Wednesday, June 3, 2015

Remembering Ronald Chow

One of the great things about this blog is that I get contact from a wide variety of people. Some get in touch to say thanks, some get in touch to offer me suggestions on films I may not have been aware of (it happens a lot, and I really appreciate the pointers), some people are curious about a location in a film that I haven't already covered, and some people are just like-minded individuals who share this rather weird obsession with film locations (it's more popular than you would think!).

Recently I was contacted by a women in the US who was keen to get a copy of some of the screen grabs I had put up for Soldier of Fortune. Soldier of Fortune is the Clark Gable feature made around the same time as Love is a Many-Splendored Thing (in 1955) that also featured Susan Hayward and Michael Rennie as well as some fantastic HK locations including King Yin Lei and the Barker Road Peak Tram stop.

The film is quite famous in that its female lead, Susan Hayward, couldn't get to Hong Kong to shoot any scenes due to an ongoing custody battle over her children with her ex-husband (Jess Barker). As a result of her absence during key HK-located scenes (such as the rickshaw ride around Central, the scenes outside the Peninsula Hotel and also one at the aforementioned Barker Road Tram Stop) Hayward's double, Dale Logue, was used as a stand in and filmed from a distance so that no one would tell the difference. When I originally started looking at these films there was a bit of speculation that the stand in was Jennifer Jones - who was also in HK for the filming of Love is a Many-Splendored Thing. I'm sure this was spurred on by the fact that both films were released in 1955 and shared Buddy Adler as a producer, but after a bit of research it turns out that Dale Logue was indeed the stand in on this and many other of Hayward's later films. Also, Soldier of Fortune was filmed late in 1954 and Love is a Many-Splendored Thing didn't start filming until nearly 6 months later.

So anyway, back to that email contact I mentioned. It turns out there is another link between the two films other than Buddy Adler. The link is a gentleman called Ronald Chow. Here is an edited version of the email to explain further:
Hi...I am interested in a photo in 
Of particular interest is the first photo in a series of three, featuring Michael Rennie and an unknown man walking towards the Marine Police HQ. That man was my father, Ronald Chow, who passed away 2 years ago [in 2013]. He happened to be the location scout for this film, as well as Love is a Many-Splendored Thing, and was given a bit part in the movie. This movie was made 7 years before I was born. He had a short career in the movie industry.

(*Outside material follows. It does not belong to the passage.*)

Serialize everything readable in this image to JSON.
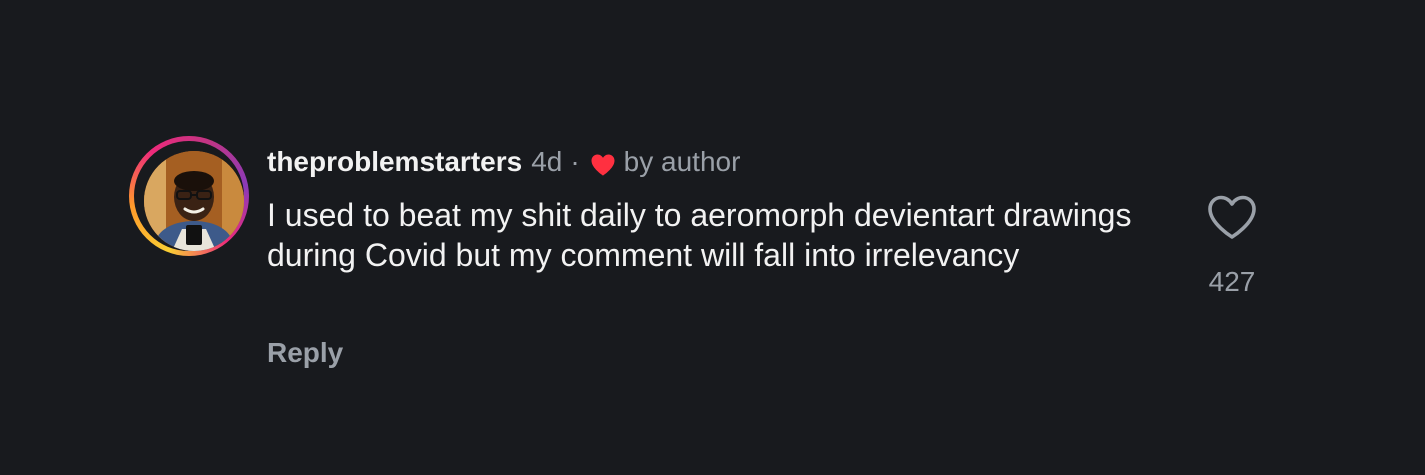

He was very proud of his involvement in this movie and I'd love it if I could obtain a print or JPEG file to include in my memories of him.
So there you go, the man responsible for tracking down and organising all those fantastic locations for both of these films back in 1954/5 - many of which I have been able to include here in the blog - was Ronald Chow.

So I went back to look at Soldier of Fortune again (and I'll be updating my blog posts with better quality grabs in the very near future) and sent a whole bunch of screen captures off to his daughter.

In case you haven't seen the film, or in case you have but want to know who Ronald was, he played Merryweather's (played by Michael Rennie) local police assistant who went by the moniker of '303'. He was in several scenes and I have included a few grabs from each below. The first scene is on the Marine Police patrol boat as Rennie's character is on the lookout for Susan Hayward's missing husband (played by Gene Berry). Ronald is the chap in blue inside the wheelhouse.

Part of the same scene but now on board a sampan as they go looking amongst the 'flower boats' in the typhoon shelter.

Here is Ronald and Michael Rennie in front of the old Marine Police HQ in TST (now the Hullet Hotel).

And finally, one last appearance outside the Peninsula Hotel just next to the Marine Police HQ.

So there you have it, a small piece of cinema history. Sadly, as you have read, Ronald passed away only 2 years ago but at least we can remember him in our own little way here and give him some late thanks for the seemingly small but actually quite significant contribution he made to these films.


  1. Replies
    1. Hi Boop boop bedoo - I didn't know him as you should be able to see from the article. I was contacted by (what I only assume is) your sister a couple of years ago.
      Cheers, Phil